** Exercise goal **
Take every line of the material below that includes the string "Anyone" and copy it out.

▼

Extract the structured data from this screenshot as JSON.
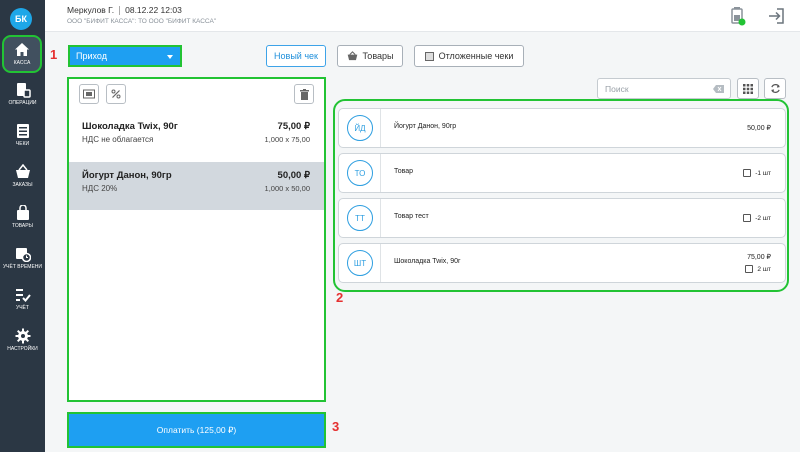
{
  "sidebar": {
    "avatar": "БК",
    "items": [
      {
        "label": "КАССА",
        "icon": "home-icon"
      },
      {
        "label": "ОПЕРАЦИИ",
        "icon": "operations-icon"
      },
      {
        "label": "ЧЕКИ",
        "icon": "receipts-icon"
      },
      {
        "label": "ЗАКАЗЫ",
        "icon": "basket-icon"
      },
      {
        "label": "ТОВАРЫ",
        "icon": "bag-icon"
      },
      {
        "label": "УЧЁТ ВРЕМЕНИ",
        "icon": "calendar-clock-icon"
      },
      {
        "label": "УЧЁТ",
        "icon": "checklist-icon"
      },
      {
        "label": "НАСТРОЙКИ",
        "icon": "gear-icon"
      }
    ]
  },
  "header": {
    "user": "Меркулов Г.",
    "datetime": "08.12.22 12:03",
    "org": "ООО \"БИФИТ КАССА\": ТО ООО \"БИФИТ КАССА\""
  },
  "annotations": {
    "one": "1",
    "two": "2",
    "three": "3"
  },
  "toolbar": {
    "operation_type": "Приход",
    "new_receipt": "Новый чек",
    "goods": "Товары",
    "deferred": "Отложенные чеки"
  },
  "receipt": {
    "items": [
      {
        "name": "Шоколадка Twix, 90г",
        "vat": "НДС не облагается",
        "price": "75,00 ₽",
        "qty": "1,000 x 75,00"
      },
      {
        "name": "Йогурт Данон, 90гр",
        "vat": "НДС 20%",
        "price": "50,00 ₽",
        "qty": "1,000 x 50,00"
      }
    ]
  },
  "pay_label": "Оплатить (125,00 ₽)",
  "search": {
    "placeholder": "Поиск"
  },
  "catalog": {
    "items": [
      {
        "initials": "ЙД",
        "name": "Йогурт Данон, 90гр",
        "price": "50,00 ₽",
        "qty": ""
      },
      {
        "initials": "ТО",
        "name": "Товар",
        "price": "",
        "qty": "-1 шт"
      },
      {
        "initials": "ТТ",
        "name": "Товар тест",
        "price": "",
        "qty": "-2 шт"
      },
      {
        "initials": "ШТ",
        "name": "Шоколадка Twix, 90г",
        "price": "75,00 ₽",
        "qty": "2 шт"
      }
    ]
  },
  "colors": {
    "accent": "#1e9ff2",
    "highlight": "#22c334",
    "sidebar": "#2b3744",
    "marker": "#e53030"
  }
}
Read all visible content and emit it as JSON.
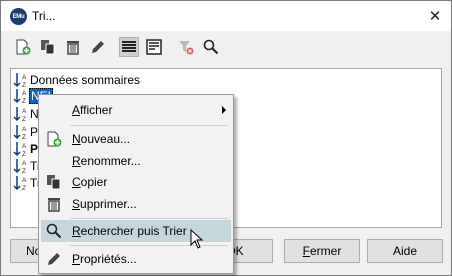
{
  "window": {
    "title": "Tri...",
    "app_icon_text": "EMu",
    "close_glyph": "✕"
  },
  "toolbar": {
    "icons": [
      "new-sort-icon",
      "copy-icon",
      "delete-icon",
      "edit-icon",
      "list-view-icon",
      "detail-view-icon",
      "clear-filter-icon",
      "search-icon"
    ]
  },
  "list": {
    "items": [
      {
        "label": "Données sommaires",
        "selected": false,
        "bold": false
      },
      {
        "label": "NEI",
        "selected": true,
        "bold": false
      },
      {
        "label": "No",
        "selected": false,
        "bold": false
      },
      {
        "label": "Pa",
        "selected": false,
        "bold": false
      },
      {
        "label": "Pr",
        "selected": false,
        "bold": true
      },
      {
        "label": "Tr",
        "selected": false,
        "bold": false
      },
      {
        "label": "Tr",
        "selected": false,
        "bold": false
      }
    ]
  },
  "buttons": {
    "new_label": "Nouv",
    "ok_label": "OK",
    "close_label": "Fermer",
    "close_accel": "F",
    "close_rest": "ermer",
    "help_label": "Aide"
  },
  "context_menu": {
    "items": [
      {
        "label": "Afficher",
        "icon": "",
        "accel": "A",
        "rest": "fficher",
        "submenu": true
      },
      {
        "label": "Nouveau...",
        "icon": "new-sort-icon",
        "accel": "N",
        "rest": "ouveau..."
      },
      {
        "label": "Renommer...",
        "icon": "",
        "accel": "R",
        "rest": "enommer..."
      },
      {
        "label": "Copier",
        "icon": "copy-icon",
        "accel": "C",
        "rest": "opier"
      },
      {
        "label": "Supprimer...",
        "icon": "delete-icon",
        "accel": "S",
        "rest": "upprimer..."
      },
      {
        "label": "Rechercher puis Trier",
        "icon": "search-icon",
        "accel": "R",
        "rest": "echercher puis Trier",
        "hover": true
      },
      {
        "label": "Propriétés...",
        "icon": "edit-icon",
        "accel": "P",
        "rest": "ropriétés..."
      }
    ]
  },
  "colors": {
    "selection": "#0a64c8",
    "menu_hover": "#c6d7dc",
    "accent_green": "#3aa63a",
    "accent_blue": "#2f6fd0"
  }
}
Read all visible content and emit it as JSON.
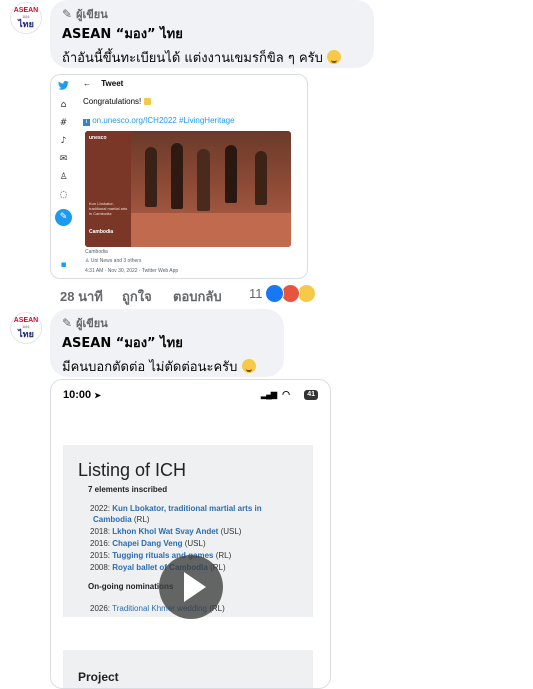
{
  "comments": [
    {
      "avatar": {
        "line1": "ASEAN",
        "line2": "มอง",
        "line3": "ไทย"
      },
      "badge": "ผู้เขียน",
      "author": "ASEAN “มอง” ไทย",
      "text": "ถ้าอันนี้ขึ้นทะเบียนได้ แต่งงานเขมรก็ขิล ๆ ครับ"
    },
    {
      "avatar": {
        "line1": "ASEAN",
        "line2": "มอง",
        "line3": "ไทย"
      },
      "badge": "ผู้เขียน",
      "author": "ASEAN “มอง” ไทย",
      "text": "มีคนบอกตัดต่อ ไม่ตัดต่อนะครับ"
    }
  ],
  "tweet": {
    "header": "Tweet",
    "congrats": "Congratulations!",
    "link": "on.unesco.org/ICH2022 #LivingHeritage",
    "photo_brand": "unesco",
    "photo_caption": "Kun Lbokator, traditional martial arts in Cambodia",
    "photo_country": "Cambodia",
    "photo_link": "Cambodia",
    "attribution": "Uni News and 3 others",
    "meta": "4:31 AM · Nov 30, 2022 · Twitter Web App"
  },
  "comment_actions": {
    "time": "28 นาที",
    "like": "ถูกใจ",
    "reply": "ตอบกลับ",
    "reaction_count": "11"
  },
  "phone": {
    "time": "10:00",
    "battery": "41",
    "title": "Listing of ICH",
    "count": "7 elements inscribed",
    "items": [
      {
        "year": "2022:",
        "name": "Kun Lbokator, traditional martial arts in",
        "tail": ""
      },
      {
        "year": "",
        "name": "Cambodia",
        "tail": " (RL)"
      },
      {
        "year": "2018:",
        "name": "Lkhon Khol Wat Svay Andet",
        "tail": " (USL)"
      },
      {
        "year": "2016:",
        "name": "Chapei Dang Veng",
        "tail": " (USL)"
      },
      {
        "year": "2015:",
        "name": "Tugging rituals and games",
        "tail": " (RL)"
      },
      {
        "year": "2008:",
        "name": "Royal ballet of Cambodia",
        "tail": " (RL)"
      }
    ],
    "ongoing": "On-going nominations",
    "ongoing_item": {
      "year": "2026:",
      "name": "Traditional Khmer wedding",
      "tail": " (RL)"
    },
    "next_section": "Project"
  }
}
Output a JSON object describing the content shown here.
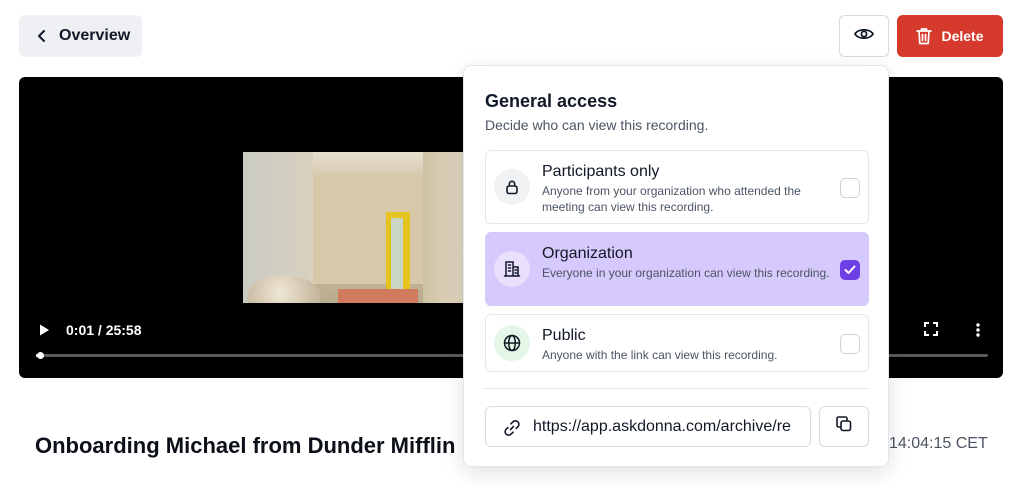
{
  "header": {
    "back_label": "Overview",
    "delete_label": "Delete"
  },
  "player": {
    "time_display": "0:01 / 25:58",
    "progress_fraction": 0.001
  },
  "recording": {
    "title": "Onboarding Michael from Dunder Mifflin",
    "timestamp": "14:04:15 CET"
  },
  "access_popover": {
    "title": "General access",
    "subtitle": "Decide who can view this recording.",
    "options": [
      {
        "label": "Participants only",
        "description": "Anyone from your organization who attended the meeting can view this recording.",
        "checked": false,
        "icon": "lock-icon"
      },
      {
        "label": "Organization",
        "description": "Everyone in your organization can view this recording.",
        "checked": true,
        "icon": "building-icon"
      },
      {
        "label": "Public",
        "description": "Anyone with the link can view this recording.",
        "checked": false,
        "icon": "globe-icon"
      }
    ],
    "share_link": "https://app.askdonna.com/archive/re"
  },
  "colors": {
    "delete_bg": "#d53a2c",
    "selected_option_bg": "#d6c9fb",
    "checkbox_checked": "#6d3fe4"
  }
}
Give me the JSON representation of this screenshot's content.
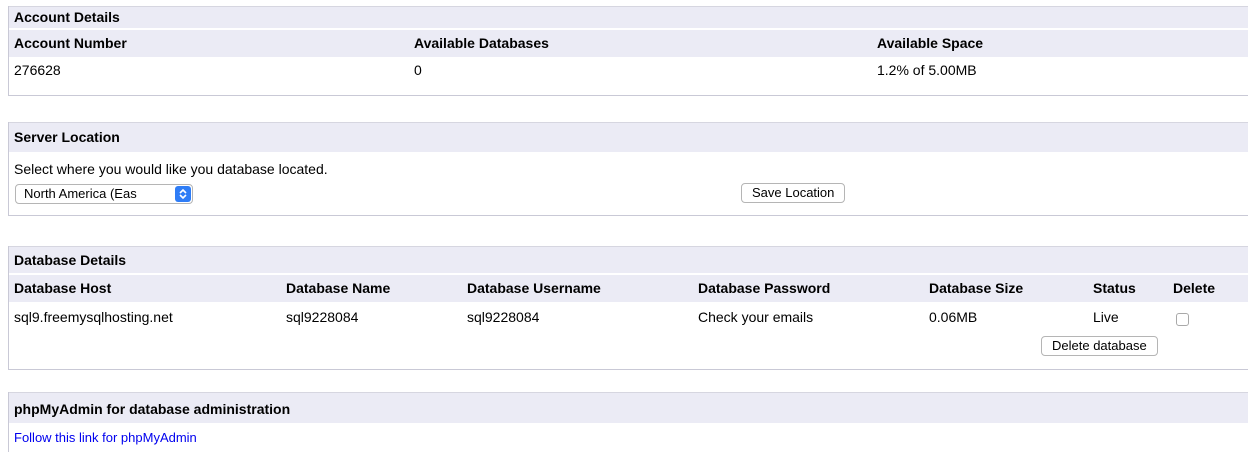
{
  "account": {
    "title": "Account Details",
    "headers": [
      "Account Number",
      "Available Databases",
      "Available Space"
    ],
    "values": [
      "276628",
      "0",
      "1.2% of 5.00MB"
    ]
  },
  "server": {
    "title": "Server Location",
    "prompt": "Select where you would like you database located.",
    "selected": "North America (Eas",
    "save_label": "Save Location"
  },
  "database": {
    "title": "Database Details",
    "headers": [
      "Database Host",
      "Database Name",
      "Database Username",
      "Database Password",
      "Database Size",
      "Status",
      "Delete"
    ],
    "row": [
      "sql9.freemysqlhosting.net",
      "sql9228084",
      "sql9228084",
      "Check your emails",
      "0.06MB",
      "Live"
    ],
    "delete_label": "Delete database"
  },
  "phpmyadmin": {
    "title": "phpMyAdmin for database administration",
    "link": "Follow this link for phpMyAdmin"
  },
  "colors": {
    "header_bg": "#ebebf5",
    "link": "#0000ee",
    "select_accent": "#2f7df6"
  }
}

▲

** Exercise answer **
        "description": "Anyone from your organization who attended the meeting can view this recording.",
        "description": "Anyone with the link can view this recording.",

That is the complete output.